And sometimes, for some parents, it’s not like that at all.
Returning to work may sound like the best idea anyone has had in a really really long time.
12 weeks glued to another human who needs everything to be provided for them means one thing in theory, and feels totally different in reality.
Being with an infant is exhausting.
It is a time warp, and time seems to function differently. Having autonomy to care for yourself is almost universally put in second place to the needs of your child.
And it can be a scary thing to realize you would rather go back to work than be with your child. But if that is you, it doesn’t mean you hate your baby.
It doesn’t mean you aren’t a good parent.
It doesn’t even say you regret having this new person in your life.
But it can mean that you need work to be a good parent.
Or in other words, it's okay if you need to regain a part of your identity to be healthy and have the ability to be present with your child.
Every single family is going to have conversations about how they want this crazy ride to go, and when they need to get off for a little while. Really common questions can be: How will you take breaks? How will you stay connected to your partner? How will you learn about what being a parents means? And when to go back to work, if at all?
Work for many people isn’t just a source of a paycheck. Work can be social stimulation, personal growth, or a creative outlet. Wanting to have a little bit of your “normal” back after so much change makes a lot of sense when we consider how much is thrown at new parents and especially those parents who give birth.

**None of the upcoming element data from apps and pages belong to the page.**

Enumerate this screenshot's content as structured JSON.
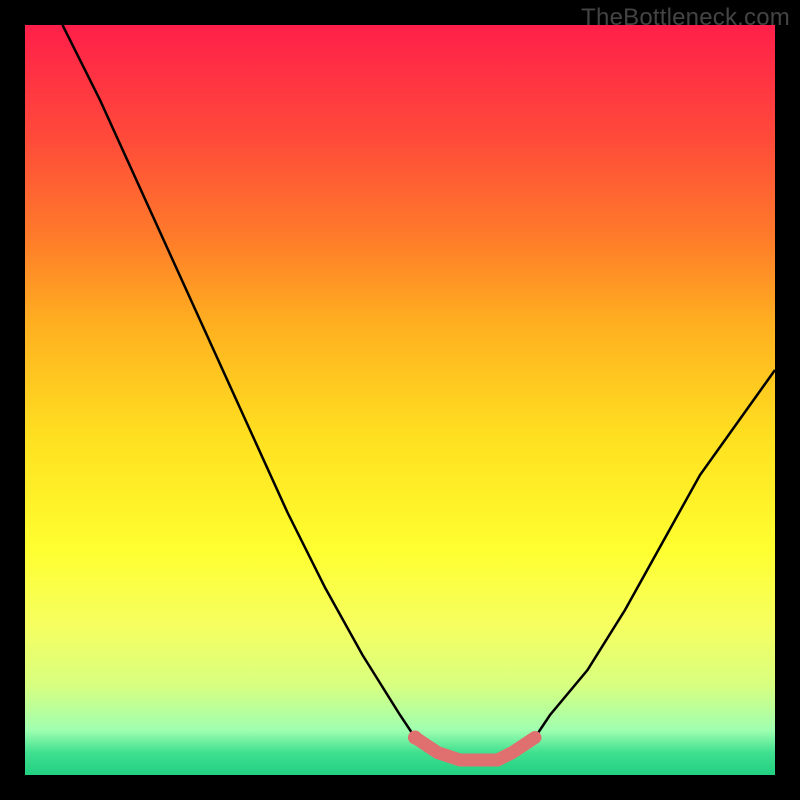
{
  "watermark": "TheBottleneck.com",
  "chart_data": {
    "type": "line",
    "title": "",
    "xlabel": "",
    "ylabel": "",
    "xlim": [
      0,
      100
    ],
    "ylim": [
      0,
      100
    ],
    "series": [
      {
        "name": "bottleneck-curve",
        "color": "#000000",
        "x": [
          5,
          10,
          15,
          20,
          25,
          30,
          35,
          40,
          45,
          50,
          52,
          55,
          58,
          60,
          63,
          65,
          68,
          70,
          75,
          80,
          85,
          90,
          95,
          100
        ],
        "y": [
          100,
          90,
          79,
          68,
          57,
          46,
          35,
          25,
          16,
          8,
          5,
          3,
          2,
          2,
          2,
          3,
          5,
          8,
          14,
          22,
          31,
          40,
          47,
          54
        ]
      },
      {
        "name": "optimal-range-highlight",
        "color": "#e07070",
        "x": [
          52,
          55,
          58,
          60,
          63,
          65,
          68
        ],
        "y": [
          5,
          3,
          2,
          2,
          2,
          3,
          5
        ]
      }
    ],
    "annotations": []
  }
}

So if you are psyched to trade out the burp cloth for your laptop, know that in doing so you are not a bad parent. For many, going to work means you can take a big breath when you get home, and jump into caring for you child without resentment, because you might just find, you missed her while you were away all day.